A great benefit of hardwood floors is they are fairly easy to maintain. Depending on the type and brand of hardwood flooring you get, you may never have to refinish them. With the latest hardwood flooring technologies out there, you now have the ability to spot repair your floors without having to sand down and refinish the entire thing.

Spills, muddy footprints and other common household messes are a much easier to clean up than with other flooring options such as carpet. A damp mop with a mild cleaner is all you really need.

How To Clean Hardwood Floors

You should always follow manufacturers guidelines, but most hardwood flooring surfaces have pretty much the same care needs. One huge rule of thumb to remember is water is the enemy to hardwood floors.

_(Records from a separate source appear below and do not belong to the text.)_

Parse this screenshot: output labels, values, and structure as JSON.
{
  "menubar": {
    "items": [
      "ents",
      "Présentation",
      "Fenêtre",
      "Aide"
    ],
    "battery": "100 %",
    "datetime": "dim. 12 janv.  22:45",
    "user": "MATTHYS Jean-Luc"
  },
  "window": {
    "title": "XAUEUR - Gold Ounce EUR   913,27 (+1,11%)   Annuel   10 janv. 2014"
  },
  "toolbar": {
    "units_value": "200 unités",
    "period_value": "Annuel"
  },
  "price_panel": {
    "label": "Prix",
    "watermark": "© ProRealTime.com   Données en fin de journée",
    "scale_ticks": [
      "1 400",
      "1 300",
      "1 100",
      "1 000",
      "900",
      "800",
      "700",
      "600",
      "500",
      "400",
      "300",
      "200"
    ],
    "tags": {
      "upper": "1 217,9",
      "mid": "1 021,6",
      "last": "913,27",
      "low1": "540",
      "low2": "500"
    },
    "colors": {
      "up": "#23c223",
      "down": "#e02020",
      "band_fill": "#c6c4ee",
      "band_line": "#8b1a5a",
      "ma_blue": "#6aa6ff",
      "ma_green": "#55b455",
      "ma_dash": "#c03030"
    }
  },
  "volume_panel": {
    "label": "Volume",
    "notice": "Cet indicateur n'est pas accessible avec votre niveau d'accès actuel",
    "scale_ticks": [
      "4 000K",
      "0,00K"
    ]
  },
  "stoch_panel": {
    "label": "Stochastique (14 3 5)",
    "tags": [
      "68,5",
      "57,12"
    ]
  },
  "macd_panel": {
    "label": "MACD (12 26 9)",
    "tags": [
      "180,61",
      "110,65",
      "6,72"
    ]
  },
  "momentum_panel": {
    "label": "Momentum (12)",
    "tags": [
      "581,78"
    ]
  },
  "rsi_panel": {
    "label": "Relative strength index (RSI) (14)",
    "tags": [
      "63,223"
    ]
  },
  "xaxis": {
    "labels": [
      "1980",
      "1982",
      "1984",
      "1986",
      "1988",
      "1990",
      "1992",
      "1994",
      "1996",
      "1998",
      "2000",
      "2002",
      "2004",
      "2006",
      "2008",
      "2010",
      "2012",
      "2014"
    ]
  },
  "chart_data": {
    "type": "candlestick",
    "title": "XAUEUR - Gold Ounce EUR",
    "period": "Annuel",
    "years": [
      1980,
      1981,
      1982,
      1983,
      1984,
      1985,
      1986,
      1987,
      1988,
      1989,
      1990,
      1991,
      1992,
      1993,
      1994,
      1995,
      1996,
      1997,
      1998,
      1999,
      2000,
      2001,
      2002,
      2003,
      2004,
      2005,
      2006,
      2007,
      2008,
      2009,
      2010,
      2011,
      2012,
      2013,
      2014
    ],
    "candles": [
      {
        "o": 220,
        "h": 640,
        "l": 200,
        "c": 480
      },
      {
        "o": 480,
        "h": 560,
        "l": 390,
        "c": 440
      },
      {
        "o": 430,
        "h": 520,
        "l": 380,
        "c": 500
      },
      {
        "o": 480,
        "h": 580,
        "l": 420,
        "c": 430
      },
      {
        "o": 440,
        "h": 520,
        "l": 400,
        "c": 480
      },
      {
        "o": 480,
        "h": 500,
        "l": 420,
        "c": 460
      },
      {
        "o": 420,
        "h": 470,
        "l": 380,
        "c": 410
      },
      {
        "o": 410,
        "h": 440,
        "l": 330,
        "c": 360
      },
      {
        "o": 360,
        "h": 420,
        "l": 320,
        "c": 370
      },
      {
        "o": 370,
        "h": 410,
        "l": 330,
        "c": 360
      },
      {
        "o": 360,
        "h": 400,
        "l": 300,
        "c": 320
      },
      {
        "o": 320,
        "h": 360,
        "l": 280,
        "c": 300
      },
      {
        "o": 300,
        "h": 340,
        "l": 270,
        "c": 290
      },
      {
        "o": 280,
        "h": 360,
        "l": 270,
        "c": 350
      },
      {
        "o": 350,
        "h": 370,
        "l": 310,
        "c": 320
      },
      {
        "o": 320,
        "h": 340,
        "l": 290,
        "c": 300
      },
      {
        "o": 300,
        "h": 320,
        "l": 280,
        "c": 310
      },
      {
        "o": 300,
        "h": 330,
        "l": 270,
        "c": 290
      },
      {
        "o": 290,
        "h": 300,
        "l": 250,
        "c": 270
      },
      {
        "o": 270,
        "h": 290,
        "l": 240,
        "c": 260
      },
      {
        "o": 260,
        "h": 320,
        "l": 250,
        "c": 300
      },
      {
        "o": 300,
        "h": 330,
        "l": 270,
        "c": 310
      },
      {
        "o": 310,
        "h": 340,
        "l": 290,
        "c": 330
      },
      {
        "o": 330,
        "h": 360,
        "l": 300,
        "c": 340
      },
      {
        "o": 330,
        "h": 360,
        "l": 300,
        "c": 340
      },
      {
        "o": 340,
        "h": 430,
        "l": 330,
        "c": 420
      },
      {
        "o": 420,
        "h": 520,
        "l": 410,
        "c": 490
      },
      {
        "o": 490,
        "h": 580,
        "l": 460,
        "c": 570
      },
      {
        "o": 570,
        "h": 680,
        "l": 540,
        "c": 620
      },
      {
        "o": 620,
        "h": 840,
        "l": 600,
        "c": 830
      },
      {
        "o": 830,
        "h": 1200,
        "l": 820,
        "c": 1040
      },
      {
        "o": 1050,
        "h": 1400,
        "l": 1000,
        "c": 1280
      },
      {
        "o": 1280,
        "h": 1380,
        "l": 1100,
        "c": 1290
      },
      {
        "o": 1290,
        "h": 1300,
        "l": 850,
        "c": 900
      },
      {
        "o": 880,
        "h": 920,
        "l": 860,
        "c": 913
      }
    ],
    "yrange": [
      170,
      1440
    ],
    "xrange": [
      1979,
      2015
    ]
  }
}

Wipe up spills quickly and never let water sit on the floor’s surface. Use a hardwood floor cleaner. This is typically just a mild detergent. Specific brands will sell cleaners designed for their floors. You should vacuum, dust or sweep about once a week to keep dirt and grime off your hardwood floors.

Hardwood Flooring Maintenance

Use doormats either inside or outside to help trap moisture and dirt. Rugs are great in front of sinks to catch water and also in high traffic areas to prevent scuffing. Also, place leg protector pads under all furniture to keep it from scratching your floor’s surface. If you have pets, you want to make sure their nails are trimmed regularly as they can cause damage to your flooring’s finish.

Constant direct sunlight can cause fading to floors over time. A good way to prevent this is to place area rugs in places that get a lot of sun during the day. You may also want to re-arrange your room’s furniture and rugs every-so-often so the floors will fade evenly over time.

Some important things you must avoid:

  • Harsh cleaners such as ammonia, acrylic finishes, bleach, abrasive cleaning soaps etc. (Stick to mild detergents or manufacturer recommended cleaners)
  • Liquids sitting on your hardwood floors for any length of time
  • Wearing shoes with any hard edges like heal taps or athletic spikes
  • Using rubber, foam back or plastic doormats. They trap moisture and leave discolorations
  • Vacuums with hard heads or beater bars